With today's health care insurers varying notification requirements, failure to notify the proper plan will result in a denial that cannot be billed to the patient. Many hospitals cannot afford to have too many of those mistakes.

"Considering one observation stay could cost anywhere from $2,000 to $20,000, the monetary effects of not getting an authorization could be substantial," says Donna Swift, CHAM, patient accounts manager at Hillsdale (MI) Community Health Center.

To avoid those costly errors, a complete registration interview must be conducted, with eligibility and benefits verified concurrently with the admission. "This is becoming increasingly important for health care access professionals," she says. "Trying to keep up with all of this, as well as educate the affected employees, can be a real challenge."

Swift says she recently reviewed with staff individual payer rules, phone etiquette, and all the various payer web sites. To keep employees current with all the rules, regulations, and notification requirements, She says she reads payer bulletins, monitors their web sites, and establishes a good rapport with their representatives.

At Hillsdale, the registration clerk verifies benefits, eligibility, and any other coverage information as appropriate. "This way, the case manager is not spending time on the phone with a company that doesn't require clinical information," says Swift.

"Emphasize the importance of complete patient registration interviews," she says. "Make sure that any accident or injury insurance information is gathered and verified along with the health insurance."

The registration clerk is responsible for notifying the insurance plans that require immediate notification, and the case manager is responsible for then notifying the other plans, as well as calling in necessary clinical information.

However, sometimes a plan that requires immediate notification could be missed if the registration clerk isn't aware of the requirement. By the time the case manager calls, it may be too late to get the authorization.

Swift recommends training the registration clerk as to what information the case manager needs.
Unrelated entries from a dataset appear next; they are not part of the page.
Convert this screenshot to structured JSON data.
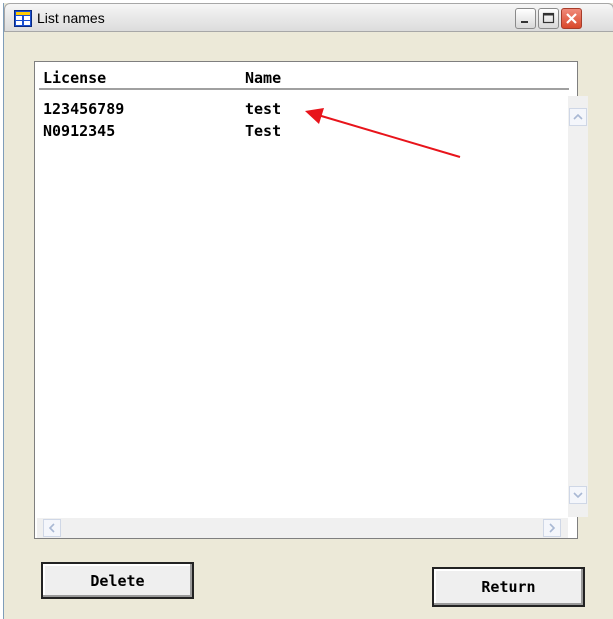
{
  "window": {
    "title": "List names",
    "icon": "app-icon"
  },
  "list": {
    "columns": [
      "License",
      "Name"
    ],
    "rows": [
      {
        "license": "123456789",
        "name": "test"
      },
      {
        "license": "N0912345",
        "name": "Test"
      }
    ]
  },
  "buttons": {
    "delete_label": "Delete",
    "return_label": "Return"
  },
  "annotation": {
    "type": "arrow",
    "color": "#e8141b",
    "points_to": "list.rows.0.name"
  }
}
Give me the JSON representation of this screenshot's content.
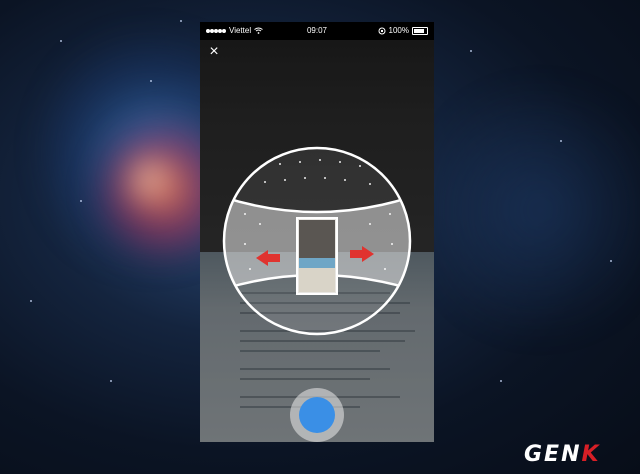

If case managers can spend less time on the phone communicating nonclinical information, they are able to focus on patient care-related issues. "Both play a vital part in the revenue cycle and should understand the importance of the role that they play," she says.

An alternative method is that the clerk not only verifies benefits and eligibility, but also starts the precertification process before the information is delivered to the case manager.

"The case manager is then notified of what the plan's requirements are, and clinical information can be called in as appropriate," says Swift.

(For more information, contact Donna Swift, CHAM, patient accounts manager, Hillsdale Community Health Center, e-mail: